The reason these unsupported aider/abetter and chain-of-delivery theories ended up getting read to the jury on the homicide count is because they were supported as to a second count: a separate heroin delivery. The delivery charged as a homicide occurred at a bar: the state said Harvey herself had sold a man heroin; he snorted it at the bar and eventually died from it. But before he died, the state said the buyer purchased a second quantity of heroin at an apartment; this was found, unused, in his pocket. This second count was charged as a delivery. The state alleged that Harvey had not directly made this second delivery, but had either supplied the supplier (Gates) or had aided him in making the transaction. So the judge read the aider/abetter and chain-of-delivery instructions on this count, and they seemingly got tossed in on the other one without the judge or the attorneys noticing.

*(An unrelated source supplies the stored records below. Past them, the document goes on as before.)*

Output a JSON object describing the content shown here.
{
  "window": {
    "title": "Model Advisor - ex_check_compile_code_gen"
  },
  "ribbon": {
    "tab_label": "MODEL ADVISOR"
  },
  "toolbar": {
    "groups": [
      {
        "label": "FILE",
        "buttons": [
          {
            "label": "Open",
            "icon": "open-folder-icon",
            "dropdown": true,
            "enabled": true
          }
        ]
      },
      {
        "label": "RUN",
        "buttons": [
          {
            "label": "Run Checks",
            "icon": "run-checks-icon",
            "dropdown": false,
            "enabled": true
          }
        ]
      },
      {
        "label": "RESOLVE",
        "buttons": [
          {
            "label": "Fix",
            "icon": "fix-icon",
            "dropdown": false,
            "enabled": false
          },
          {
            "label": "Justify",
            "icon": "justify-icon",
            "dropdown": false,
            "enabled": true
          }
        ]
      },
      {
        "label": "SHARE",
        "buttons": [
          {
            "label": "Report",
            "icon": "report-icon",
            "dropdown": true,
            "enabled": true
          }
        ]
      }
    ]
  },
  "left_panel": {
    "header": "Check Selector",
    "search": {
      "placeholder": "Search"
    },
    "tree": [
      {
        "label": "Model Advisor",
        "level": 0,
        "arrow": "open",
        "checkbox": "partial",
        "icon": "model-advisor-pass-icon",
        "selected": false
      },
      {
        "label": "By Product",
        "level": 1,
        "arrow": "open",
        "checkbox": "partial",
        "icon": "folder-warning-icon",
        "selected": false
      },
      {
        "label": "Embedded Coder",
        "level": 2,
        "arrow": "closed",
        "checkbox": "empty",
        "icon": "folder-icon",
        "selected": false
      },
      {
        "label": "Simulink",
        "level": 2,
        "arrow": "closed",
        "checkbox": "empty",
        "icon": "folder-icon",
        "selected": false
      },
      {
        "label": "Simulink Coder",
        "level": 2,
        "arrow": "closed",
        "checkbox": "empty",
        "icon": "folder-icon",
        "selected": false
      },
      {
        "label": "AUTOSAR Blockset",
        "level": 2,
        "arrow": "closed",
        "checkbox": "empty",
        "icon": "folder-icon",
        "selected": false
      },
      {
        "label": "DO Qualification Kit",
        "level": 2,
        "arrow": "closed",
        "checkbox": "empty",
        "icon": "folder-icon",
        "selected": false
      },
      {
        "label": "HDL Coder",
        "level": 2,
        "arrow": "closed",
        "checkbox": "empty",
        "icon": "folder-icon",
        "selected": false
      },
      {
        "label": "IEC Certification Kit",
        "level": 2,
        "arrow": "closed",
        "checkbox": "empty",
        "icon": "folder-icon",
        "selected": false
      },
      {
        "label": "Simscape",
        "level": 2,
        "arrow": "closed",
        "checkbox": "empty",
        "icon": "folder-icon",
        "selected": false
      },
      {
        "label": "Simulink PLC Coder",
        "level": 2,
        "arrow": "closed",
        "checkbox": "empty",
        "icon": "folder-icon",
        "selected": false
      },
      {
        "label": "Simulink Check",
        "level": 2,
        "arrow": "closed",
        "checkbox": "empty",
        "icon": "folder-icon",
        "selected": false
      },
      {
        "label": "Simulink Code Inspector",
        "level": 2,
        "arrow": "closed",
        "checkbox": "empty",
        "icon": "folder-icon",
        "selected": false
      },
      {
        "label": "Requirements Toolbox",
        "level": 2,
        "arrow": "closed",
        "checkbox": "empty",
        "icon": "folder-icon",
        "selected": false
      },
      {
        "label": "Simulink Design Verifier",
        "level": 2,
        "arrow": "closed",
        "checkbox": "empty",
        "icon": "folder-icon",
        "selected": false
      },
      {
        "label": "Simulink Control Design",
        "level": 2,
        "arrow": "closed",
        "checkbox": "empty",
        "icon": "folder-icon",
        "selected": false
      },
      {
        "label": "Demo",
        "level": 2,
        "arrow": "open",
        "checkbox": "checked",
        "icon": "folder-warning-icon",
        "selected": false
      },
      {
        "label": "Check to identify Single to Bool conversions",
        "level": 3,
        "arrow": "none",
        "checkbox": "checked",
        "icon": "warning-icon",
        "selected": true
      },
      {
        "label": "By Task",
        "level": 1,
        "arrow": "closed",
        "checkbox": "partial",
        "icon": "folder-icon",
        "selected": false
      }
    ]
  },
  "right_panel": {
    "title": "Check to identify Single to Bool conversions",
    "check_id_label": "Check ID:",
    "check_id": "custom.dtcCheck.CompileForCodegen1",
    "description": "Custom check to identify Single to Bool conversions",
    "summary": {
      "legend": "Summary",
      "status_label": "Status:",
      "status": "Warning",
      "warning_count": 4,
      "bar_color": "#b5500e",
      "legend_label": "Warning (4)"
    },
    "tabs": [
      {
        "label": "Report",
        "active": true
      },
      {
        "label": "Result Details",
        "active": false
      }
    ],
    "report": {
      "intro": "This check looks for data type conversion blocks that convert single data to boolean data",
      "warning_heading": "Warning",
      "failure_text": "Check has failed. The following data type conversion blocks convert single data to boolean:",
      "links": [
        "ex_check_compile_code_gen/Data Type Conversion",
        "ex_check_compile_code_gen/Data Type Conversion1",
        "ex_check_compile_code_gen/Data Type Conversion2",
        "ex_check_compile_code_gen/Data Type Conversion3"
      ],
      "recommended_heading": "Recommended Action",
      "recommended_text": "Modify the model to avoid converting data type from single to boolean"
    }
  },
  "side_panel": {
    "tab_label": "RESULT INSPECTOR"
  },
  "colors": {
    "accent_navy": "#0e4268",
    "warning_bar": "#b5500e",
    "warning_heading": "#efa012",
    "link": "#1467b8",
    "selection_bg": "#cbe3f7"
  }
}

Harvey says instructions that would have permitted the jury to convict her on a factually unsupported theory violates due process because, again, we can’t know if the jury in fact convicted her of a homicide despite the insufficient evidence that she’d aided and abetted or supplied the supplier. And she’s not without legal support: State v. Crowley, 143 Wis. 2d 324, 329, 422 N.W.2d 847 (1988), says just this:
when alternative methods of proof resting upon different evidentiary facts are presented to the jury, it is necessary, in order to sustain a conviction, for an appellate court to conclude that the evidence was sufficient to convict beyond a reasonable doubt upon both of the alternative modes of proof.

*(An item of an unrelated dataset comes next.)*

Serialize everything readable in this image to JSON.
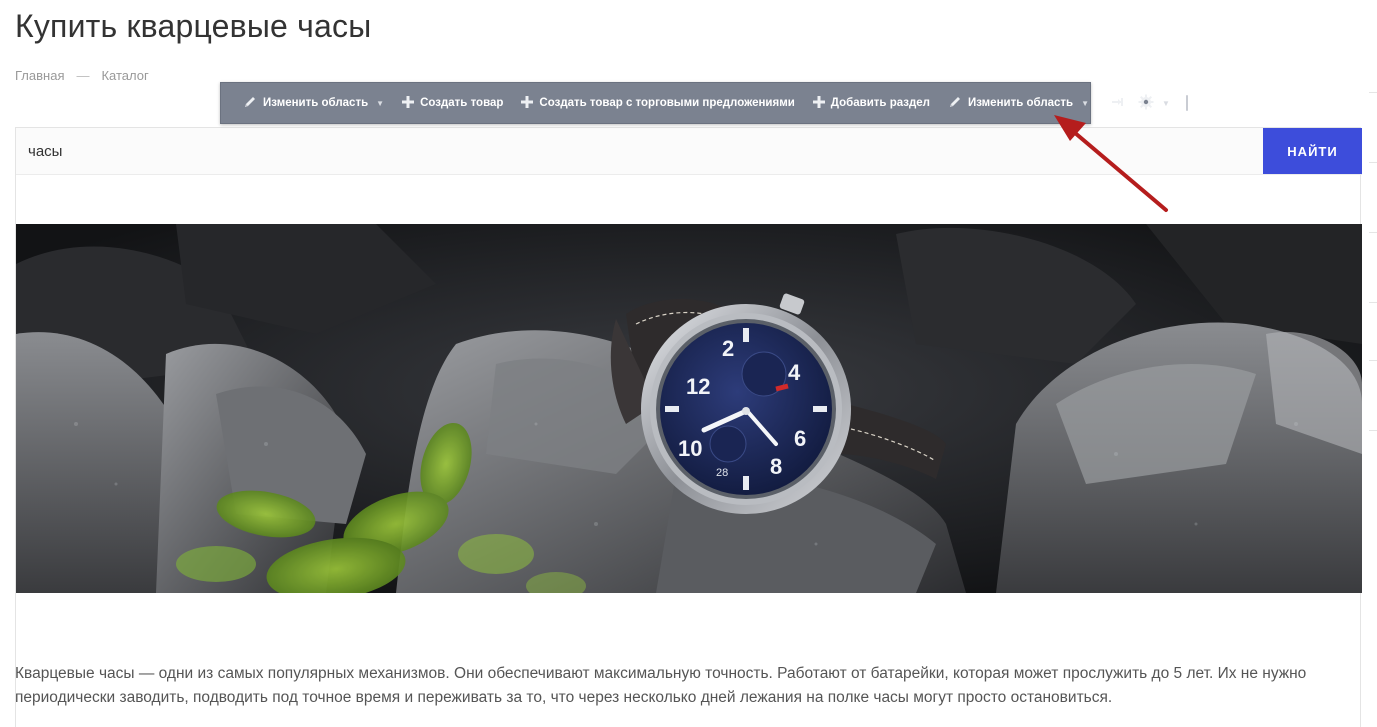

But, says the court of appeals, Crowley is no longer good law. It was a case about federal due process, and three years later, the federal Supreme Court came to the opposite conclusion, in Griffin v. United States, 502 U.S. 46 (1991): it said that jury instructions that outlined a “legally inadequate theory” would require reversal, but those that laid out a “factually inadequate theory” wouldn’t, so long as there was another, factually adequate theory supporting guilt. The reason for this distinction was, the Court said, that juries couldn’t be expected to see the legal flaws in a legally flawed instruction, but could be expected to see the factual gaps in a factually-flawed one. So instructing a jury on a theory without factual support doesn’t violate due process if the jury is also instructed on a theory that does have a factual basis. Though it was error for the circuit court to give the jury instructions that didn’t match the facts–the court says it would be “preferable” not to do so–Harvey’s rights weren’t violated and she gets no relief.

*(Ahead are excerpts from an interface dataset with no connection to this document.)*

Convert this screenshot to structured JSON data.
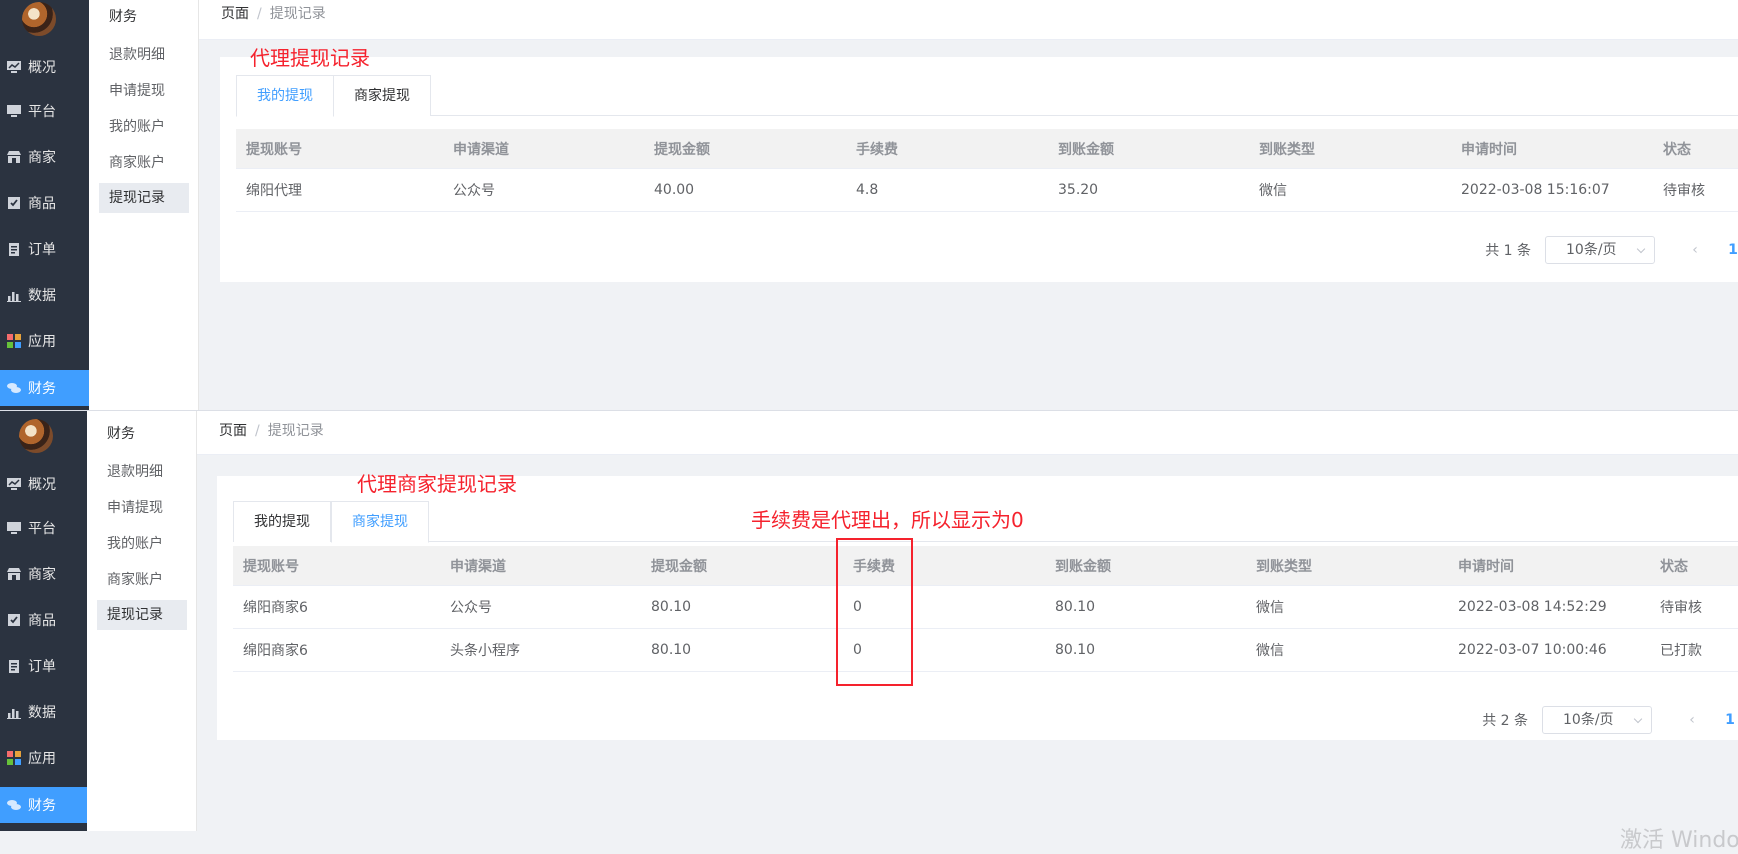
{
  "nav": {
    "items": [
      {
        "label": "概况",
        "icon": "monitor-chart-icon"
      },
      {
        "label": "平台",
        "icon": "desktop-icon"
      },
      {
        "label": "商家",
        "icon": "store-icon"
      },
      {
        "label": "商品",
        "icon": "box-check-icon"
      },
      {
        "label": "订单",
        "icon": "clipboard-icon"
      },
      {
        "label": "数据",
        "icon": "bar-chart-icon"
      },
      {
        "label": "应用",
        "icon": "grid-apps-icon"
      },
      {
        "label": "财务",
        "icon": "coins-icon"
      }
    ],
    "active": "财务"
  },
  "submenu": {
    "heading": "财务",
    "items": [
      "退款明细",
      "申请提现",
      "我的账户",
      "商家账户",
      "提现记录"
    ],
    "active": "提现记录"
  },
  "breadcrumb": {
    "root": "页面",
    "separator": "/",
    "current": "提现记录"
  },
  "columns": [
    "提现账号",
    "申请渠道",
    "提现金额",
    "手续费",
    "到账金额",
    "到账类型",
    "申请时间",
    "状态"
  ],
  "panel_top": {
    "annotation": "代理提现记录",
    "tabs": [
      "我的提现",
      "商家提现"
    ],
    "active_tab": 0,
    "rows": [
      [
        "绵阳代理",
        "公众号",
        "40.00",
        "4.8",
        "35.20",
        "微信",
        "2022-03-08 15:16:07",
        "待审核"
      ]
    ],
    "pager": {
      "total": "共 1 条",
      "size": "10条/页",
      "prev": "‹",
      "page": "1",
      "next": "›"
    }
  },
  "panel_bottom": {
    "annotation": "代理商家提现记录",
    "note": "手续费是代理出，所以显示为0",
    "tabs": [
      "我的提现",
      "商家提现"
    ],
    "active_tab": 1,
    "rows": [
      [
        "绵阳商家6",
        "公众号",
        "80.10",
        "0",
        "80.10",
        "微信",
        "2022-03-08 14:52:29",
        "待审核"
      ],
      [
        "绵阳商家6",
        "头条小程序",
        "80.10",
        "0",
        "80.10",
        "微信",
        "2022-03-07 10:00:46",
        "已打款"
      ]
    ],
    "pager": {
      "total": "共 2 条",
      "size": "10条/页",
      "prev": "‹",
      "page": "1",
      "next": "›"
    }
  },
  "watermark": "激活 Windows",
  "colors": {
    "accent": "#409eff",
    "sidebar": "#2b3340",
    "annotation_red": "#f5222d"
  }
}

Harvey also argues she should get a new trial because the circuit court changed the instructions it gave the jury after the instruction conference and without notice to the parties. The court said it had “not really [made] any changes but [made] it flow more smoothly.” The court of appeals notes that Harvey doesn’t show what changes the circuit court made. Harvey relies on State v. Kuntz, 160 Wis. 2d 722, 467 N.W.2d 531 (1991), in which our supreme court used its supervisory authority to direct trial courts to inform counsel of any changes. The court of appeals rejects her argument that any change necessitates reversal. (¶¶54-57).